• Work item
The response should consist of the records that follow, printed exactly.

=====

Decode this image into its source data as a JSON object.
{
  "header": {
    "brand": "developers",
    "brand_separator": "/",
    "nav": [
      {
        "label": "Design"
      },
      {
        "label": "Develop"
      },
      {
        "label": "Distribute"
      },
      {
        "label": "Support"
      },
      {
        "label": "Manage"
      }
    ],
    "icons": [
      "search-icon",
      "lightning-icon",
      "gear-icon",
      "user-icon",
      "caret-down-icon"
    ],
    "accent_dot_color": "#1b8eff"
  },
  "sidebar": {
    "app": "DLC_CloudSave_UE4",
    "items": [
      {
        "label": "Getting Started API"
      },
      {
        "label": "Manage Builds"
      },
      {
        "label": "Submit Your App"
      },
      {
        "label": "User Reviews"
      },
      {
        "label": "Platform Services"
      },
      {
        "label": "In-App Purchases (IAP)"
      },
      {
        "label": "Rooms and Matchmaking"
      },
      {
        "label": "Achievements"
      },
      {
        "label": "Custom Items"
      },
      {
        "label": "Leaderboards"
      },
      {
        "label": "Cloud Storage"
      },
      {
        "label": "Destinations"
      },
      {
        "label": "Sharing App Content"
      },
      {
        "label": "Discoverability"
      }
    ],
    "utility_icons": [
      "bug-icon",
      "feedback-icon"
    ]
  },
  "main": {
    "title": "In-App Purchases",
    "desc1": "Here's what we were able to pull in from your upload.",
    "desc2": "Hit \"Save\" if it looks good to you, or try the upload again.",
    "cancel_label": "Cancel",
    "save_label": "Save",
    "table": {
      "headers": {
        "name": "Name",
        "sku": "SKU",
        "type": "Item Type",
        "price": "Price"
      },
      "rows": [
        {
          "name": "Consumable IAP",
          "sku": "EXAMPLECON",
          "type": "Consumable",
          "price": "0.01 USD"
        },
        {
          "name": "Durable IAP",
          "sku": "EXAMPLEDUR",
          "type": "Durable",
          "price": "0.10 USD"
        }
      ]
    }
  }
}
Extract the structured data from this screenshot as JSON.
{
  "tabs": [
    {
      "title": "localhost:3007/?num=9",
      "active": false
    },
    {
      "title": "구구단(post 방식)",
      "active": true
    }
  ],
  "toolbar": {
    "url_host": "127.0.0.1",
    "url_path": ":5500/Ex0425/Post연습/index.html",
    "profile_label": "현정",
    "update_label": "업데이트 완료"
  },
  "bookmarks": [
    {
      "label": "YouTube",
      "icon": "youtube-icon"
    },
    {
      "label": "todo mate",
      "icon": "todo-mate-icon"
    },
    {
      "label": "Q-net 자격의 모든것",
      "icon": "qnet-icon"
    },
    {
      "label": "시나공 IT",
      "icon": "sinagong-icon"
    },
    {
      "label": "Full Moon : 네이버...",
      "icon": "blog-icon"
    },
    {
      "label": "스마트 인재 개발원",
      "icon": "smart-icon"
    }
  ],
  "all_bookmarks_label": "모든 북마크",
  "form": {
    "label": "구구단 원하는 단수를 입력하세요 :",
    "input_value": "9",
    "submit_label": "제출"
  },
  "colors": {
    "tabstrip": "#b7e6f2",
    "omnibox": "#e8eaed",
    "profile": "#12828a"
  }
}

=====

• Answer for the task
Decode this image into its source data as a JSON object.
{
  "header": {
    "brand": "developers",
    "brand_separator": "/",
    "nav": [
      {
        "label": "Design"
      },
      {
        "label": "Develop"
      },
      {
        "label": "Distribute"
      },
      {
        "label": "Support"
      },
      {
        "label": "Manage"
      }
    ],
    "icons": [
      "search-icon",
      "lightning-icon",
      "gear-icon",
      "user-icon",
      "caret-down-icon"
    ],
    "accent_dot_color": "#1b8eff"
  },
  "sidebar": {
    "app": "DLC_CloudSave_UE4",
    "items": [
      {
        "label": "Getting Started API"
      },
      {
        "label": "Manage Builds"
      },
      {
        "label": "Submit Your App"
      },
      {
        "label": "User Reviews"
      },
      {
        "label": "Platform Services"
      },
      {
        "label": "In-App Purchases (IAP)"
      },
      {
        "label": "Rooms and Matchmaking"
      },
      {
        "label": "Achievements"
      },
      {
        "label": "Custom Items"
      },
      {
        "label": "Leaderboards"
      },
      {
        "label": "Cloud Storage"
      },
      {
        "label": "Destinations"
      },
      {
        "label": "Sharing App Content"
      },
      {
        "label": "Discoverability"
      }
    ],
    "utility_icons": [
      "bug-icon",
      "feedback-icon"
    ]
  },
  "main": {
    "title": "In-App Purchases",
    "desc1": "Here's what we were able to pull in from your upload.",
    "desc2": "Hit \"Save\" if it looks good to you, or try the upload again.",
    "cancel_label": "Cancel",
    "save_label": "Save",
    "table": {
      "headers": {
        "name": "Name",
        "sku": "SKU",
        "type": "Item Type",
        "price": "Price"
      },
      "rows": [
        {
          "name": "Consumable IAP",
          "sku": "EXAMPLECON",
          "type": "Consumable",
          "price": "0.01 USD"
        },
        {
          "name": "Durable IAP",
          "sku": "EXAMPLEDUR",
          "type": "Durable",
          "price": "0.10 USD"
        }
      ]
    }
  }
}
Extract the structured data from this screenshot as JSON.
{
  "tabs": [
    {
      "title": "localhost:3007/?num=9",
      "active": false
    },
    {
      "title": "구구단(post 방식)",
      "active": true
    }
  ],
  "toolbar": {
    "url_host": "127.0.0.1",
    "url_path": ":5500/Ex0425/Post연습/index.html",
    "profile_label": "현정",
    "update_label": "업데이트 완료"
  },
  "bookmarks": [
    {
      "label": "YouTube",
      "icon": "youtube-icon"
    },
    {
      "label": "todo mate",
      "icon": "todo-mate-icon"
    },
    {
      "label": "Q-net 자격의 모든것",
      "icon": "qnet-icon"
    },
    {
      "label": "시나공 IT",
      "icon": "sinagong-icon"
    },
    {
      "label": "Full Moon : 네이버...",
      "icon": "blog-icon"
    },
    {
      "label": "스마트 인재 개발원",
      "icon": "smart-icon"
    }
  ],
  "all_bookmarks_label": "모든 북마크",
  "form": {
    "label": "구구단 원하는 단수를 입력하세요 :",
    "input_value": "9",
    "submit_label": "제출"
  },
  "colors": {
    "tabstrip": "#b7e6f2",
    "omnibox": "#e8eaed",
    "profile": "#12828a"
  }
}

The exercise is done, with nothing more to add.